Large Laundry rooms
- laundry room US 10 x 7.5ft
- Laundry room European 10x7ft
These large you shaped laundry rooms feature one wall with half depth cabinets. Full-depth cabinets on the bottom wall could be accommodated if the room’s width is extended by 1ft. There’s plenty of room for all the laundry room activities, including ironing.
Think about door swings in the design process
The direction of the door swing
Find out whether or not the door swing on your appliances can be changed. Check both the washer and the dryer because, for some brands, one can be adjusted, but the other can’t.
The standard is that the washer door hinges on the left and the dryer door hinges on the right. This allows for laundry to be passed quickly from one to the other when they are placed side by side WD. If they’re stacked, it makes sense to have both of the doors swing the same way.
Range of door swing
If your appliances are going to be placed next to a wall, the ideal is for the hinges to be on the wall side so that the door can swing back against the wall. However, make sure the door will open adequately to easily allow laundry to be placed in and quickly taken out of the appliance. It might be a bit of a toss-up for which way the door swing works best.
Height of door swing
For front loaders, find out how high up off the floor the door swing is. That way, you can purchase hampers or baskets that will fit underneath the appliances and allow the door to be opened and closed. I guess it’s not a big deal to move the basket or hamper to open or close the washing machine or dryer, but every little reduction in moving this here and there makes things flow more smoothly.
Don’t make the laundry door too small!
Although the laundry is a small room, don’t be tempted to make the door too small because you’ve got to be able to get the laundry appliances in and out of there—30 inches at a minimum. And you’ll need about 45 inches to clear a 90 degree turn comfortably with a large washing machine or tumble dryer.
Laundry Room Common Questions
What factors should be considered when designing a laundry room layout?

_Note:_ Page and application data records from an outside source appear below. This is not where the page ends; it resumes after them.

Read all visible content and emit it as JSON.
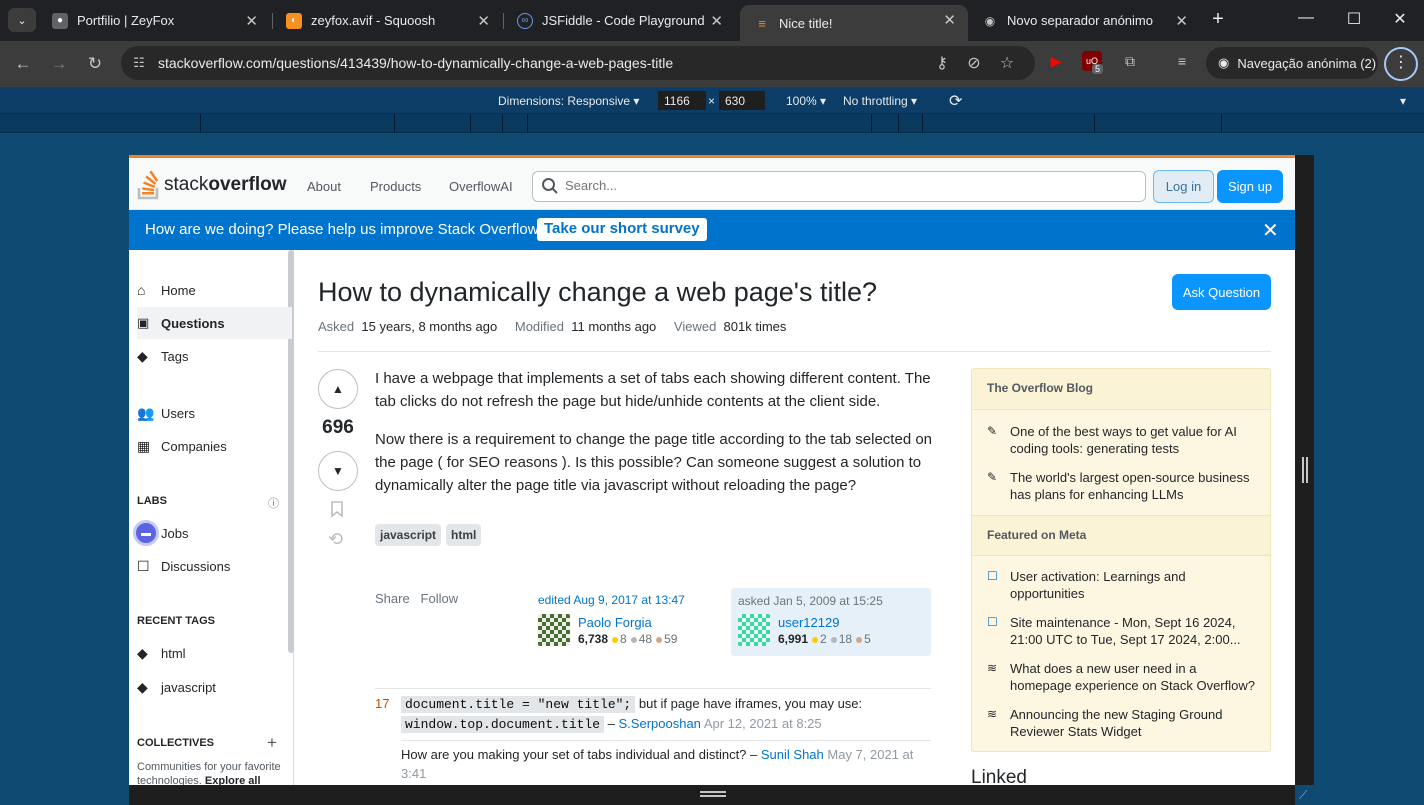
{
  "browser": {
    "tabs": [
      {
        "title": "Portfilio | ZeyFox",
        "icon": "profile-icon"
      },
      {
        "title": "zeyfox.avif - Squoosh",
        "icon": "squoosh-icon"
      },
      {
        "title": "JSFiddle - Code Playground",
        "icon": "jsfiddle-icon"
      },
      {
        "title": "Nice title!",
        "icon": "stackoverflow-icon"
      },
      {
        "title": "Novo separador anónimo",
        "icon": "incognito-icon"
      }
    ],
    "url": "stackoverflow.com/questions/413439/how-to-dynamically-change-a-web-pages-title",
    "incognito_label": "Navegação anónima (2)",
    "extension_badge": "5"
  },
  "devtools": {
    "dimensions_label": "Dimensions: Responsive",
    "width": "1166",
    "times": "×",
    "height": "630",
    "zoom": "100%",
    "throttling": "No throttling"
  },
  "so": {
    "logo_light": "stack",
    "logo_bold": "overflow",
    "nav": [
      "About",
      "Products",
      "OverflowAI"
    ],
    "search_placeholder": "Search...",
    "login": "Log in",
    "signup": "Sign up",
    "survey_text": "How are we doing? Please help us improve Stack Overflow.",
    "survey_btn": "Take our short survey"
  },
  "sidebar": {
    "items": [
      {
        "label": "Home",
        "icon": "home-icon"
      },
      {
        "label": "Questions",
        "icon": "questions-icon"
      },
      {
        "label": "Tags",
        "icon": "tag-icon"
      },
      {
        "label": "Users",
        "icon": "users-icon"
      },
      {
        "label": "Companies",
        "icon": "companies-icon"
      }
    ],
    "labs_heading": "LABS",
    "labs_items": [
      {
        "label": "Jobs",
        "icon": "briefcase-icon"
      },
      {
        "label": "Discussions",
        "icon": "discussions-icon"
      }
    ],
    "recent_tags_heading": "RECENT TAGS",
    "recent_tags": [
      "html",
      "javascript"
    ],
    "collectives_heading": "COLLECTIVES",
    "collectives_text_1": "Communities for your favorite",
    "collectives_text_2": "technologies. ",
    "collectives_link": "Explore all"
  },
  "question": {
    "title": "How to dynamically change a web page's title?",
    "ask_button": "Ask Question",
    "meta": {
      "asked_label": "Asked",
      "asked_value": "15 years, 8 months ago",
      "modified_label": "Modified",
      "modified_value": "11 months ago",
      "viewed_label": "Viewed",
      "viewed_value": "801k times"
    },
    "votes": "696",
    "body_p1": "I have a webpage that implements a set of tabs each showing different content. The tab clicks do not refresh the page but hide/unhide contents at the client side.",
    "body_p2": "Now there is a requirement to change the page title according to the tab selected on the page ( for SEO reasons ). Is this possible? Can someone suggest a solution to dynamically alter the page title via javascript without reloading the page?",
    "tags": [
      "javascript",
      "html"
    ],
    "share": "Share",
    "follow": "Follow",
    "edited": {
      "label": "edited Aug 9, 2017 at 13:47",
      "name": "Paolo Forgia",
      "rep": "6,738",
      "gold": "8",
      "silver": "48",
      "bronze": "59"
    },
    "asked": {
      "label": "asked Jan 5, 2009 at 15:25",
      "name": "user12129",
      "rep": "6,991",
      "gold": "2",
      "silver": "18",
      "bronze": "5"
    }
  },
  "comments": [
    {
      "score": "17",
      "code1": "document.title = \"new title\";",
      "text": " but if page have iframes, you may use:",
      "code2": "window.top.document.title",
      "dash": " – ",
      "user": "S.Serpooshan",
      "date": "Apr 12, 2021 at 8:25"
    },
    {
      "text": "How are you making your set of tabs individual and distinct? – ",
      "user": "Sunil Shah",
      "date": "May 7, 2021 at 3:41"
    }
  ],
  "blog": {
    "heading": "The Overflow Blog",
    "items": [
      "One of the best ways to get value for AI coding tools: generating tests",
      "The world's largest open-source business has plans for enhancing LLMs"
    ],
    "meta_heading": "Featured on Meta",
    "meta_items": [
      "User activation: Learnings and opportunities",
      "Site maintenance - Mon, Sept 16 2024, 21:00 UTC to Tue, Sept 17 2024, 2:00...",
      "What does a new user need in a homepage experience on Stack Overflow?",
      "Announcing the new Staging Ground Reviewer Stats Widget"
    ],
    "linked": "Linked"
  }
}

The laundry should be designed to consider the amount of space needed to hold several items for completing tasks. For that amount of required margin to increase when the cycle of cleaning is in rotation. These items include the washer/dryer units as mentioned, a countertop, clothes, baskets, cleaning supplies, an ironing board, and more. Appropriate lighting and ventilation should be considered, as well.
Where is the best place to locate a laundry room sink?
The best place to locate a laundry room sink depends on the user’s preference, but the washer/dryer unit along with the sink is often found in a row with the sink positioned closest to the door. If part of a counter, it is best for the sink to be installed on either the left or right rather than the centre to increase countertop space for folding.
How do you design a small laundry room?
It is essential to make efficient use of the available space when designing a small laundry room. Shelving for storage can be wall-mounted, and drying racks can hang down from the ceiling. If not enough or any surface/counter space, a fold-up folding station can be installed. Pedestal drawers can be positioned under washer/dryer units, and more storage can be placed on the back of the door. We have a wide range of Melbourne laundry renovations services at Hitch Property Constructions.